**What you should do**
Repeat the data in full. Drop every picture.
[Opening Records for this task section]
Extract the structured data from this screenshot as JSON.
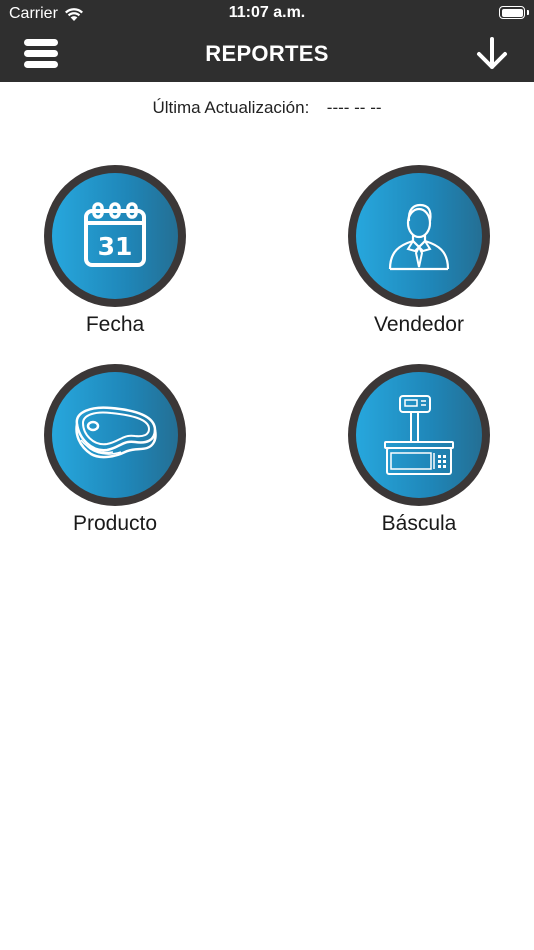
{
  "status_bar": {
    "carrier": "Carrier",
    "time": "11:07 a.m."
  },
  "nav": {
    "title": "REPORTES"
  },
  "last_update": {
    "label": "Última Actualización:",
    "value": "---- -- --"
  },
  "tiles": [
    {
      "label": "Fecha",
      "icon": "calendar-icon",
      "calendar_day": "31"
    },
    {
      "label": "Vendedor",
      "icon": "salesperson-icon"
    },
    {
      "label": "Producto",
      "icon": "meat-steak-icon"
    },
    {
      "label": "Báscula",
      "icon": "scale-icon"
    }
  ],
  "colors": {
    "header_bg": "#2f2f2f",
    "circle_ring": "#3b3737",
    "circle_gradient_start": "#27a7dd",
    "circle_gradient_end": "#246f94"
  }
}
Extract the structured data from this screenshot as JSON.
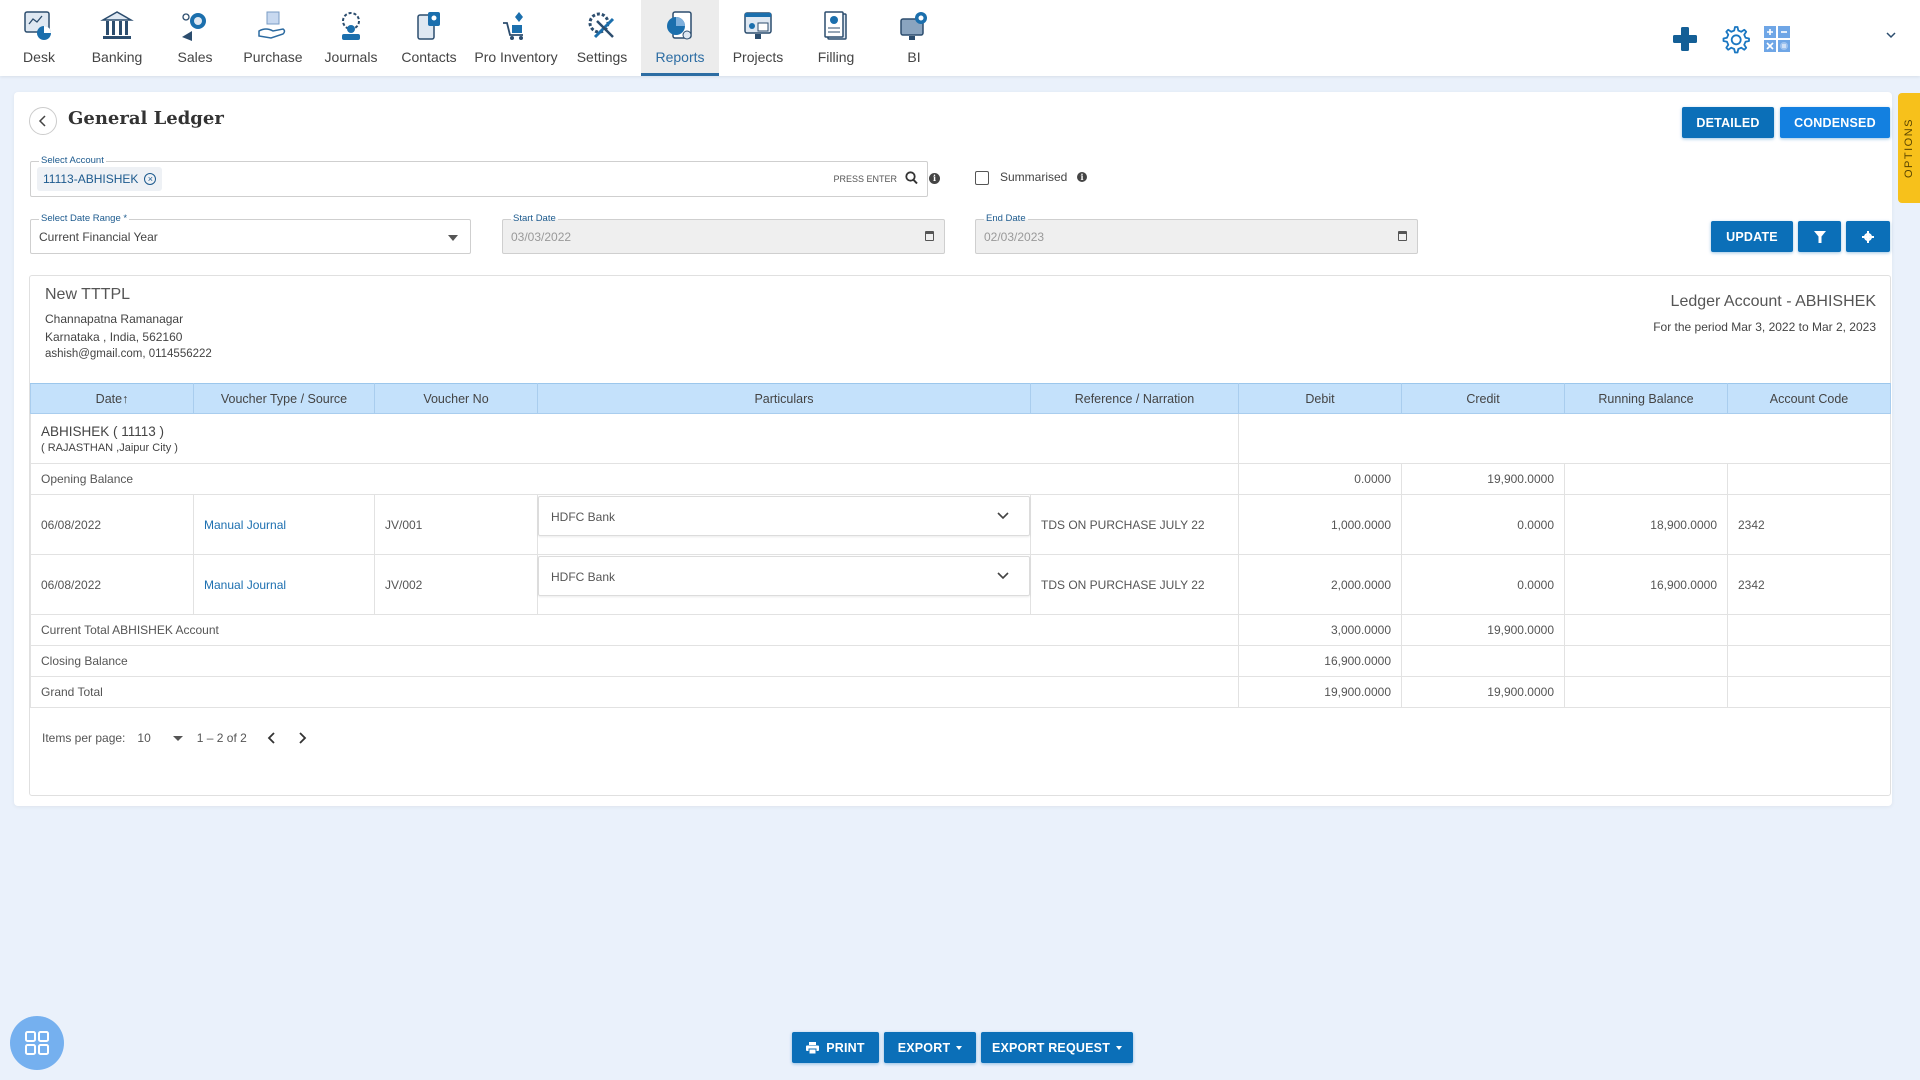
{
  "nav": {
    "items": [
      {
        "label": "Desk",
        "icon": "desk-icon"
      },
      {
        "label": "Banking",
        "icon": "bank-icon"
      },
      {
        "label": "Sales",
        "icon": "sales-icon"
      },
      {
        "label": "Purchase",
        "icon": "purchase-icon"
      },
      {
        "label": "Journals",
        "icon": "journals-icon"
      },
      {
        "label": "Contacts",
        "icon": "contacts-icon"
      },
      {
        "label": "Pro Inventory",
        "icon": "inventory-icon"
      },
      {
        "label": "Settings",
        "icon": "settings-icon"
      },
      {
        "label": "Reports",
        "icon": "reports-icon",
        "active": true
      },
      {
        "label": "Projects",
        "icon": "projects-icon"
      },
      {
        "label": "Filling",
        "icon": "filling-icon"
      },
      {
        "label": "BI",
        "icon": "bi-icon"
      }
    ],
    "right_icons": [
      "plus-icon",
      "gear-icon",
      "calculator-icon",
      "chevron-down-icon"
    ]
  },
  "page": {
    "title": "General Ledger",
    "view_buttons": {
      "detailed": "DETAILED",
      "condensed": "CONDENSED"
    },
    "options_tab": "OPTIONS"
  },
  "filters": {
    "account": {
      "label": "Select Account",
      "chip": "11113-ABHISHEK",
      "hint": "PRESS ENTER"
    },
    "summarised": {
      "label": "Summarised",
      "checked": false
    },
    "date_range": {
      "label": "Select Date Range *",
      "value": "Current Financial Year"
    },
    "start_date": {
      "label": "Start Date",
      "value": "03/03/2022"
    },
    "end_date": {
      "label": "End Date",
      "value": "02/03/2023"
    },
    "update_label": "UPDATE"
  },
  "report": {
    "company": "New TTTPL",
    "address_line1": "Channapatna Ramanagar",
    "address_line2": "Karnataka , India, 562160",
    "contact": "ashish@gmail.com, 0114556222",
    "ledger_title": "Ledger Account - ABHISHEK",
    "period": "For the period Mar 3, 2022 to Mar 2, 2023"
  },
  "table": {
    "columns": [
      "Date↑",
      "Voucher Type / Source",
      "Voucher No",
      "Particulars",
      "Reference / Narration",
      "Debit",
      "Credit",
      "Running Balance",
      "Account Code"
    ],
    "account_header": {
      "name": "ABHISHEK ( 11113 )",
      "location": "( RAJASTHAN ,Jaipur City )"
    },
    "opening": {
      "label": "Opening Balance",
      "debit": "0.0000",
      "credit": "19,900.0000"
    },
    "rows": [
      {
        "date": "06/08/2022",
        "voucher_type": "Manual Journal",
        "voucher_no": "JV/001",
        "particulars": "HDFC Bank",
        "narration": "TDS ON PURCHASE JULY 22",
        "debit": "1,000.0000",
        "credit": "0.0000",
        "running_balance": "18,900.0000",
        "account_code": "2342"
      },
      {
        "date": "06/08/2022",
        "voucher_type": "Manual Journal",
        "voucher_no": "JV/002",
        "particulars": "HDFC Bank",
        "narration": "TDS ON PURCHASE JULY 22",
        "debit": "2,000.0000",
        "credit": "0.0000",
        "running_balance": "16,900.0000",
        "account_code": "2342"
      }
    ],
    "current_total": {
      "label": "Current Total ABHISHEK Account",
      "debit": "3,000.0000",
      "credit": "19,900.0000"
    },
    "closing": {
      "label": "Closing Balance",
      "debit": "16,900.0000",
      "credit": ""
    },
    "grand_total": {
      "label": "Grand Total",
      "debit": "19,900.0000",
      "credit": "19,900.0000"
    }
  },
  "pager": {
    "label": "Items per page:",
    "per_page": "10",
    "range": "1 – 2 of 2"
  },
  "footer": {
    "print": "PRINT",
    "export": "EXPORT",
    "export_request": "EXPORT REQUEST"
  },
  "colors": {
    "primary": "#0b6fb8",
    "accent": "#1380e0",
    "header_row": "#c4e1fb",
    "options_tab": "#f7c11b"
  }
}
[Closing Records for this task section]
**Output of the exercise**
Extract the structured data from this screenshot as JSON.
{
  "status_bar": {
    "carrier": "Carrier",
    "time": "11:07 a.m."
  },
  "nav": {
    "title": "REPORTES"
  },
  "last_update": {
    "label": "Última Actualización:",
    "value": "---- -- --"
  },
  "tiles": [
    {
      "label": "Fecha",
      "icon": "calendar-icon",
      "calendar_day": "31"
    },
    {
      "label": "Vendedor",
      "icon": "salesperson-icon"
    },
    {
      "label": "Producto",
      "icon": "meat-steak-icon"
    },
    {
      "label": "Báscula",
      "icon": "scale-icon"
    }
  ],
  "colors": {
    "header_bg": "#2f2f2f",
    "circle_ring": "#3b3737",
    "circle_gradient_start": "#27a7dd",
    "circle_gradient_end": "#246f94"
  }
}
Extract the structured data from this screenshot as JSON.
{
  "nav": {
    "items": [
      {
        "label": "Desk",
        "icon": "desk-icon"
      },
      {
        "label": "Banking",
        "icon": "bank-icon"
      },
      {
        "label": "Sales",
        "icon": "sales-icon"
      },
      {
        "label": "Purchase",
        "icon": "purchase-icon"
      },
      {
        "label": "Journals",
        "icon": "journals-icon"
      },
      {
        "label": "Contacts",
        "icon": "contacts-icon"
      },
      {
        "label": "Pro Inventory",
        "icon": "inventory-icon"
      },
      {
        "label": "Settings",
        "icon": "settings-icon"
      },
      {
        "label": "Reports",
        "icon": "reports-icon",
        "active": true
      },
      {
        "label": "Projects",
        "icon": "projects-icon"
      },
      {
        "label": "Filling",
        "icon": "filling-icon"
      },
      {
        "label": "BI",
        "icon": "bi-icon"
      }
    ],
    "right_icons": [
      "plus-icon",
      "gear-icon",
      "calculator-icon",
      "chevron-down-icon"
    ]
  },
  "page": {
    "title": "General Ledger",
    "view_buttons": {
      "detailed": "DETAILED",
      "condensed": "CONDENSED"
    },
    "options_tab": "OPTIONS"
  },
  "filters": {
    "account": {
      "label": "Select Account",
      "chip": "11113-ABHISHEK",
      "hint": "PRESS ENTER"
    },
    "summarised": {
      "label": "Summarised",
      "checked": false
    },
    "date_range": {
      "label": "Select Date Range *",
      "value": "Current Financial Year"
    },
    "start_date": {
      "label": "Start Date",
      "value": "03/03/2022"
    },
    "end_date": {
      "label": "End Date",
      "value": "02/03/2023"
    },
    "update_label": "UPDATE"
  },
  "report": {
    "company": "New TTTPL",
    "address_line1": "Channapatna Ramanagar",
    "address_line2": "Karnataka , India, 562160",
    "contact": "ashish@gmail.com, 0114556222",
    "ledger_title": "Ledger Account - ABHISHEK",
    "period": "For the period Mar 3, 2022 to Mar 2, 2023"
  },
  "table": {
    "columns": [
      "Date↑",
      "Voucher Type / Source",
      "Voucher No",
      "Particulars",
      "Reference / Narration",
      "Debit",
      "Credit",
      "Running Balance",
      "Account Code"
    ],
    "account_header": {
      "name": "ABHISHEK ( 11113 )",
      "location": "( RAJASTHAN ,Jaipur City )"
    },
    "opening": {
      "label": "Opening Balance",
      "debit": "0.0000",
      "credit": "19,900.0000"
    },
    "rows": [
      {
        "date": "06/08/2022",
        "voucher_type": "Manual Journal",
        "voucher_no": "JV/001",
        "particulars": "HDFC Bank",
        "narration": "TDS ON PURCHASE JULY 22",
        "debit": "1,000.0000",
        "credit": "0.0000",
        "running_balance": "18,900.0000",
        "account_code": "2342"
      },
      {
        "date": "06/08/2022",
        "voucher_type": "Manual Journal",
        "voucher_no": "JV/002",
        "particulars": "HDFC Bank",
        "narration": "TDS ON PURCHASE JULY 22",
        "debit": "2,000.0000",
        "credit": "0.0000",
        "running_balance": "16,900.0000",
        "account_code": "2342"
      }
    ],
    "current_total": {
      "label": "Current Total ABHISHEK Account",
      "debit": "3,000.0000",
      "credit": "19,900.0000"
    },
    "closing": {
      "label": "Closing Balance",
      "debit": "16,900.0000",
      "credit": ""
    },
    "grand_total": {
      "label": "Grand Total",
      "debit": "19,900.0000",
      "credit": "19,900.0000"
    }
  },
  "pager": {
    "label": "Items per page:",
    "per_page": "10",
    "range": "1 – 2 of 2"
  },
  "footer": {
    "print": "PRINT",
    "export": "EXPORT",
    "export_request": "EXPORT REQUEST"
  },
  "colors": {
    "primary": "#0b6fb8",
    "accent": "#1380e0",
    "header_row": "#c4e1fb",
    "options_tab": "#f7c11b"
  }
}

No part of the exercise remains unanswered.